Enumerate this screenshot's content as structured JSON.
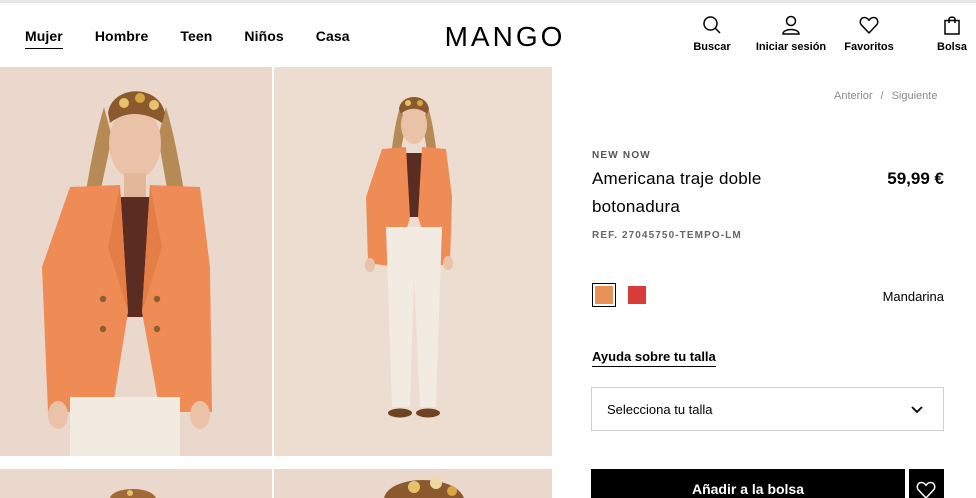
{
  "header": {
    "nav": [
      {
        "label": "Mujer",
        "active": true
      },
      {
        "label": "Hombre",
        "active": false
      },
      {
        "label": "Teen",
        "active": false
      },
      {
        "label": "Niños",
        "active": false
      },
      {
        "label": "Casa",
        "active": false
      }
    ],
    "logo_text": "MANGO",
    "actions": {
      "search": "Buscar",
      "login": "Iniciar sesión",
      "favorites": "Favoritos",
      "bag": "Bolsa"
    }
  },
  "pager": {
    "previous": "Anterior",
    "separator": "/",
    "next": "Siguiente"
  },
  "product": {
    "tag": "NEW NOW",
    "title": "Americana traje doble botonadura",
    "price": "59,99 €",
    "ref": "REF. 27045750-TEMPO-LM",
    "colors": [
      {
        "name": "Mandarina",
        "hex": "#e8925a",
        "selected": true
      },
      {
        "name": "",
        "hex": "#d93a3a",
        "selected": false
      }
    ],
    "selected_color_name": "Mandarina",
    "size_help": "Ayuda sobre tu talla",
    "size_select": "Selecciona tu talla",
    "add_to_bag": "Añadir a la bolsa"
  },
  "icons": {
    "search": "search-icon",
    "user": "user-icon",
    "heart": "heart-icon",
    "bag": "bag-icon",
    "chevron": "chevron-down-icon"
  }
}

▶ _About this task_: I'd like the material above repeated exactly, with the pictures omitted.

▶ _Task response_:
Enumerate this screenshot's content as structured JSON.
{
  "header": {
    "nav": [
      {
        "label": "Mujer",
        "active": true
      },
      {
        "label": "Hombre",
        "active": false
      },
      {
        "label": "Teen",
        "active": false
      },
      {
        "label": "Niños",
        "active": false
      },
      {
        "label": "Casa",
        "active": false
      }
    ],
    "logo_text": "MANGO",
    "actions": {
      "search": "Buscar",
      "login": "Iniciar sesión",
      "favorites": "Favoritos",
      "bag": "Bolsa"
    }
  },
  "pager": {
    "previous": "Anterior",
    "separator": "/",
    "next": "Siguiente"
  },
  "product": {
    "tag": "NEW NOW",
    "title": "Americana traje doble botonadura",
    "price": "59,99 €",
    "ref": "REF. 27045750-TEMPO-LM",
    "colors": [
      {
        "name": "Mandarina",
        "hex": "#e8925a",
        "selected": true
      },
      {
        "name": "",
        "hex": "#d93a3a",
        "selected": false
      }
    ],
    "selected_color_name": "Mandarina",
    "size_help": "Ayuda sobre tu talla",
    "size_select": "Selecciona tu talla",
    "add_to_bag": "Añadir a la bolsa"
  },
  "icons": {
    "search": "search-icon",
    "user": "user-icon",
    "heart": "heart-icon",
    "bag": "bag-icon",
    "chevron": "chevron-down-icon"
  }
}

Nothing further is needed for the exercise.